So, what do the miracles prove if genuine? If Jesus was mad or bad, why could He perform such remarkable miracles? Miracle accounts are nothing new – Buddha was supposedly walking and talking moments after being born with golden skin; Muslims tell of Allah saving Muhammad from capture by instructing a spider to weave a web over the entrance of the cave where he hid (this made it look like no one had been there for months); and Sikhs believe that Guru Nanak spent three full days underwater in a river during a spiritual experience. But there is nothing quite like Christianity for the sheer amount of miracle stories attested to one individual and of a quality that supersede natural laws.
Jesus' miracles are even documented in secular historical documents and by his opponents who would have desired to discredit the claims if they were false or exaggerated. Dr Blomberg states "in later Jewish writings [Jesus' opponents] call Jesus a sorcerer who led Israel astray - which acknowledges that He really did work marvellous wonders, although the writers dispute the source of His power"[9a].

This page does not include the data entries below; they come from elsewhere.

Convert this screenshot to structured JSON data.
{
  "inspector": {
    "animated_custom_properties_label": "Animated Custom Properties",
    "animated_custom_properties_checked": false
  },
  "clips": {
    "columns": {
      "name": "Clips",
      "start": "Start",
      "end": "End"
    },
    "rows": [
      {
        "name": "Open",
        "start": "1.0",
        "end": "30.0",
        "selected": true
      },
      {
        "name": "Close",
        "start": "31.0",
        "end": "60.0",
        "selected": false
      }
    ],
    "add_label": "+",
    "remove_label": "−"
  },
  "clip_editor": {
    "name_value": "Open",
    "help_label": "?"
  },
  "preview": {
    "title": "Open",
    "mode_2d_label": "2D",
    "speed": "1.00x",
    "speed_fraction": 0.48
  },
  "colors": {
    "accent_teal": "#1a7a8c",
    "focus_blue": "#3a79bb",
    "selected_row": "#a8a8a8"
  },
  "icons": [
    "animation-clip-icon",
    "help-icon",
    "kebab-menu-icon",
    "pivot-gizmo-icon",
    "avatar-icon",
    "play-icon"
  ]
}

I will dedicate a future post (no.38) to analysing miracle accounts from other religions and whether they have the same level of historical corroboration from a variety of unbiased sources as Christianity does. But for now, let me summarise the evidence that has been iterated so far from previous posts:
the Gospel accounts were formulated using eye-witness testimony
many eye-witnesses were martyred for their faith in Jesus, which they refused to recant even under torture and executions
the Gospels documented Jesus’ many claims to be God and provided “signs” to accept this belief through the multiple miracles performed
the Old Testament contains 351 prophecies which were fulfilled through Jesus’ life, death and resurrection
Maybe the disciples really saw these miracles performed by Jesus and wanted to tell others. They didn’t think He was a charlatan or a lunatic and were willing to give their lives rather than deny what they had seen. They concluded Jesus was God and only He had the words of eternal life. The Old Testament prophesied “in that day [of the Messiah] the deaf will hear…the eyes of the blind will see.” Can a mere human raise the dead, calm a storm, multiply food, and heal the blind, mute and deaf? C S Lewis said Jesus must be a liar, a lunatic or Lord; it is clear what conclusion I have reached, what about you?
References  John 13:1-17  Zech 9:9, Matt 21:7  Luke 1:7  Matt 2:13-14  Luke 9:58  https://www.psychologytoday.com/us/blog/tyrannical-minds/201905/the-saviors-their-peoples  Luke 11:14-20  Luke 11:17  Luke 22:49-51